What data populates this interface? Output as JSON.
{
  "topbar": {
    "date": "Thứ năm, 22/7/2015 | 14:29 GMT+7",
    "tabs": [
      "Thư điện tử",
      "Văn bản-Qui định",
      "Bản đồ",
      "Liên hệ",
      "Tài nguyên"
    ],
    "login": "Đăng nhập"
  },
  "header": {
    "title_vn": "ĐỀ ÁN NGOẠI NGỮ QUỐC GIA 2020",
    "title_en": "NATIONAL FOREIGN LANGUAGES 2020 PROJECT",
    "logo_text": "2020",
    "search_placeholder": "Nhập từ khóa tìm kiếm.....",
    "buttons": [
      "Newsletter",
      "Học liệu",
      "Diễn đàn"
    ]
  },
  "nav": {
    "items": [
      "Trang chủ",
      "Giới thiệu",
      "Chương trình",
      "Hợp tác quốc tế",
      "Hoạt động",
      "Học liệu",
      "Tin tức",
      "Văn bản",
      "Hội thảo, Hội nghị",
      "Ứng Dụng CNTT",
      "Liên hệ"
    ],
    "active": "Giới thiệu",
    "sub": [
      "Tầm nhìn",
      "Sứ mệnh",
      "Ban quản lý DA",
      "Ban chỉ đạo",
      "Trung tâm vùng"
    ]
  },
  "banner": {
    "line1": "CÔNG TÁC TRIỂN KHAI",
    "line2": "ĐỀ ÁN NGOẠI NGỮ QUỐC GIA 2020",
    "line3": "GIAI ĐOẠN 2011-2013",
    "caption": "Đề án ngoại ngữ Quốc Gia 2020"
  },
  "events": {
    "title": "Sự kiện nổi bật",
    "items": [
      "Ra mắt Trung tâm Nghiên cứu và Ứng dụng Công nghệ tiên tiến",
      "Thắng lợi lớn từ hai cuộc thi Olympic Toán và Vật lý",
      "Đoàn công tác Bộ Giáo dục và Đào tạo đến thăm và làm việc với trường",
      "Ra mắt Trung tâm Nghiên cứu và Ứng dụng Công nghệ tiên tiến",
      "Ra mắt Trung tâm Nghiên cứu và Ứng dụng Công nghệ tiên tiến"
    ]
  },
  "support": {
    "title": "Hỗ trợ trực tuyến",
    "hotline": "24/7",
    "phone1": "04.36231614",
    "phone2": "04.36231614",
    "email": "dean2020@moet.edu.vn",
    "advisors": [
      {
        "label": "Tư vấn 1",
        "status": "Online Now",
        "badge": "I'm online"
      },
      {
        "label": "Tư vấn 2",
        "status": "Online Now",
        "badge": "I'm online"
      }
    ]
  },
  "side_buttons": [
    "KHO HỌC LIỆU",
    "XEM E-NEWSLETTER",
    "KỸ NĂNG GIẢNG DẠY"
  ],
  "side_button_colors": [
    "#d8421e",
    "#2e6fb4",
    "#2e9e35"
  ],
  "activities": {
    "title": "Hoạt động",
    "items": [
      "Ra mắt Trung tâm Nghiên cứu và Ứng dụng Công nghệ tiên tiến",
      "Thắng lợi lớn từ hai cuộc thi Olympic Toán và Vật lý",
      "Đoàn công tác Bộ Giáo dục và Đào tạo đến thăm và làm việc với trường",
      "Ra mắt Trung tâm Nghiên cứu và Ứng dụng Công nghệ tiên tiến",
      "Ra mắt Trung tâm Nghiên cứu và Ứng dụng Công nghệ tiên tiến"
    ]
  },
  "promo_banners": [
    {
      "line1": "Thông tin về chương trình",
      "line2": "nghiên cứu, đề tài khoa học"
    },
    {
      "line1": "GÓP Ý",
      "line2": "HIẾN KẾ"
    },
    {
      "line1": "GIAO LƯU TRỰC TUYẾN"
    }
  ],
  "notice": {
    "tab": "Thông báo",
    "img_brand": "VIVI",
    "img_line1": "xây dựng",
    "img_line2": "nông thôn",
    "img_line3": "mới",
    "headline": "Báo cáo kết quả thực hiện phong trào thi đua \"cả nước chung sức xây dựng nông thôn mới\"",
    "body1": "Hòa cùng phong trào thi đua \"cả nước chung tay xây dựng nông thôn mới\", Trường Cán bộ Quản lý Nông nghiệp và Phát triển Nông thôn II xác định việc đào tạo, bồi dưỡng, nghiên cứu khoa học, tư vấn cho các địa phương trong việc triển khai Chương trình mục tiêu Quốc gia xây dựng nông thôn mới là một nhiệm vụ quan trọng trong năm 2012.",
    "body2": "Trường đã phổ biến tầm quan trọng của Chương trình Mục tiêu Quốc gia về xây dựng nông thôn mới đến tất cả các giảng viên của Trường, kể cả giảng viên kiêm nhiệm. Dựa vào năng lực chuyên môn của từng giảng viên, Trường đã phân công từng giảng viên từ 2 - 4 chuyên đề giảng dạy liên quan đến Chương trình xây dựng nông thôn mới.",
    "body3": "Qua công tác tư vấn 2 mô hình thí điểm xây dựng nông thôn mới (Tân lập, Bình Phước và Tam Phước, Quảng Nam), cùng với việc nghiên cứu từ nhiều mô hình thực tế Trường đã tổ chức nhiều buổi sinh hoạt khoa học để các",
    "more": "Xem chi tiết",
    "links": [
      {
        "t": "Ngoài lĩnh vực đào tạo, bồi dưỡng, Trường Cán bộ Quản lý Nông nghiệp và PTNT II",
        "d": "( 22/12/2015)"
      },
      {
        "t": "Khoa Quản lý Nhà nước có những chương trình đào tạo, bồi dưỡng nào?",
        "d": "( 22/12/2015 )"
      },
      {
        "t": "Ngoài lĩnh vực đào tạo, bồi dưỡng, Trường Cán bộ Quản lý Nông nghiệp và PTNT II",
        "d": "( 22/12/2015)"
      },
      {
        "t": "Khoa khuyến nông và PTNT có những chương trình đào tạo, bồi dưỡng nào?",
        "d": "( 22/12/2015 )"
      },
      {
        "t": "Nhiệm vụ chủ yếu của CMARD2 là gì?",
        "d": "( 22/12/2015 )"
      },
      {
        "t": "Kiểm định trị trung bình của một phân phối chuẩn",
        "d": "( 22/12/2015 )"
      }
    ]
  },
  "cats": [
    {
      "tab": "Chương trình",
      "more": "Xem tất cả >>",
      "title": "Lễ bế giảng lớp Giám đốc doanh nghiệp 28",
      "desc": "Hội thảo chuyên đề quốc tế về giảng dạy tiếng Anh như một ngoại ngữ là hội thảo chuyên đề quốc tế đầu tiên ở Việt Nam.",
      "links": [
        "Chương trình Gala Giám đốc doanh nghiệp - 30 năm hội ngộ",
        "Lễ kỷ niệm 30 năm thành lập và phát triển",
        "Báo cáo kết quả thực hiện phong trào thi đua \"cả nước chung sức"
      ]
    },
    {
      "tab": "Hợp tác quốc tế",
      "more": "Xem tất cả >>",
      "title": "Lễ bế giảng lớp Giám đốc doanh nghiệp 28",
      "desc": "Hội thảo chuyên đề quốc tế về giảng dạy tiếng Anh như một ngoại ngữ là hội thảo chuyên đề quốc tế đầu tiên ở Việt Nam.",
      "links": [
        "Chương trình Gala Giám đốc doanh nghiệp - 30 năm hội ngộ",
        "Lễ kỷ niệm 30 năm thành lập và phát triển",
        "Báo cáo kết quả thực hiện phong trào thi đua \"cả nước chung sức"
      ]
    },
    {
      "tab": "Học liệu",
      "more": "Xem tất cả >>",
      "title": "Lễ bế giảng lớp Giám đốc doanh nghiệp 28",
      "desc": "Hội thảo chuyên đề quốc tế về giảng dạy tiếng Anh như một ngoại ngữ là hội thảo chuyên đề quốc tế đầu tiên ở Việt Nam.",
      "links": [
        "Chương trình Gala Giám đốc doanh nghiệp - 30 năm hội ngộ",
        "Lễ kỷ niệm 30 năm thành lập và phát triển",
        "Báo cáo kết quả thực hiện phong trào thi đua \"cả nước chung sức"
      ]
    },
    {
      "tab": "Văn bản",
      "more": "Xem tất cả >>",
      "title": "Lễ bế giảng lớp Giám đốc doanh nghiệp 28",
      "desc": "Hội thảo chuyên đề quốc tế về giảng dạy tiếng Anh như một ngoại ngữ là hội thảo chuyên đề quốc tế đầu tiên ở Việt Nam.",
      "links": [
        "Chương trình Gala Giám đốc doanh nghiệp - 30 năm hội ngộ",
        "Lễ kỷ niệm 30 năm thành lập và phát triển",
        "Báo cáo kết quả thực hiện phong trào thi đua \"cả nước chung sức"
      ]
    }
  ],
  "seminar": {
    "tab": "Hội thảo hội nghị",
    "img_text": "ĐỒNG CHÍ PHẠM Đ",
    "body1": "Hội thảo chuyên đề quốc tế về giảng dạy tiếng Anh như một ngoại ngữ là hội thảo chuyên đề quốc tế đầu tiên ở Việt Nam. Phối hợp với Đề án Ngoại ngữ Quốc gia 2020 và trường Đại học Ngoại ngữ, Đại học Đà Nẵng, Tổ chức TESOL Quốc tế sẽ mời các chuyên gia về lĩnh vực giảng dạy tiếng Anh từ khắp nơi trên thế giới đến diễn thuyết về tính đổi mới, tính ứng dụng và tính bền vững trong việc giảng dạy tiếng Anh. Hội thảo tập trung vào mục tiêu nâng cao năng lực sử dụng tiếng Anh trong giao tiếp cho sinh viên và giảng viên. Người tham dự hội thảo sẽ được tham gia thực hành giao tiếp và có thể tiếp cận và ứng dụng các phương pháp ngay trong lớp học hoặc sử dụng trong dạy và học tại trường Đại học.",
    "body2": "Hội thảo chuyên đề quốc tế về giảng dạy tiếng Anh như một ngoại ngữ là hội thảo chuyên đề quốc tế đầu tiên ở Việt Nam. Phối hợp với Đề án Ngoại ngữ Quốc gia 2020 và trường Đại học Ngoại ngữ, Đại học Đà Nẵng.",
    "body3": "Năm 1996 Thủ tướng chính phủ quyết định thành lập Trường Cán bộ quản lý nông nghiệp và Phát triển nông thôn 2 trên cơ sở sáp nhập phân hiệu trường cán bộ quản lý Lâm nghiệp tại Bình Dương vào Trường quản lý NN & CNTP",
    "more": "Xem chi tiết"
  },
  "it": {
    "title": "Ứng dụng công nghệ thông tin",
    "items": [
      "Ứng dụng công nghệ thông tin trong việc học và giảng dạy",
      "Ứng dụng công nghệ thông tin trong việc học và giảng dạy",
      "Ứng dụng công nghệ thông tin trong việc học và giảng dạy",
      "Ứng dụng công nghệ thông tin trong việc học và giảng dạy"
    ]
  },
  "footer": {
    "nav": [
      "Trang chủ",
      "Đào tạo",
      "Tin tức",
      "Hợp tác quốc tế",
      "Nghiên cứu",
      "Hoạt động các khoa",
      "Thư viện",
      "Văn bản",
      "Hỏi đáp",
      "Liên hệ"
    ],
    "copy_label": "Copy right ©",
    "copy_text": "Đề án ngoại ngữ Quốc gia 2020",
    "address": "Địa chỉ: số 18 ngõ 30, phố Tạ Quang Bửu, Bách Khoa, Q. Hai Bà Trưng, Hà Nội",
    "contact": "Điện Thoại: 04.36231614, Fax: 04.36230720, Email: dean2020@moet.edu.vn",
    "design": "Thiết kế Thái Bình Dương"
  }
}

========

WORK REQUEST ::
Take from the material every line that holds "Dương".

OUTPUT ::
    "body3": "Năm 1996 Thủ tướng chính phủ quyết định thành lập Trường Cán bộ quản lý nông nghiệp và Phát triển nông thôn 2 trên cơ sở sáp nhập phân hiệu trường cán bộ quản lý Lâm nghiệp tại Bình Dương vào Trường quản lý NN & CNTP",
    "design": "Thiết kế Thái Bình Dương"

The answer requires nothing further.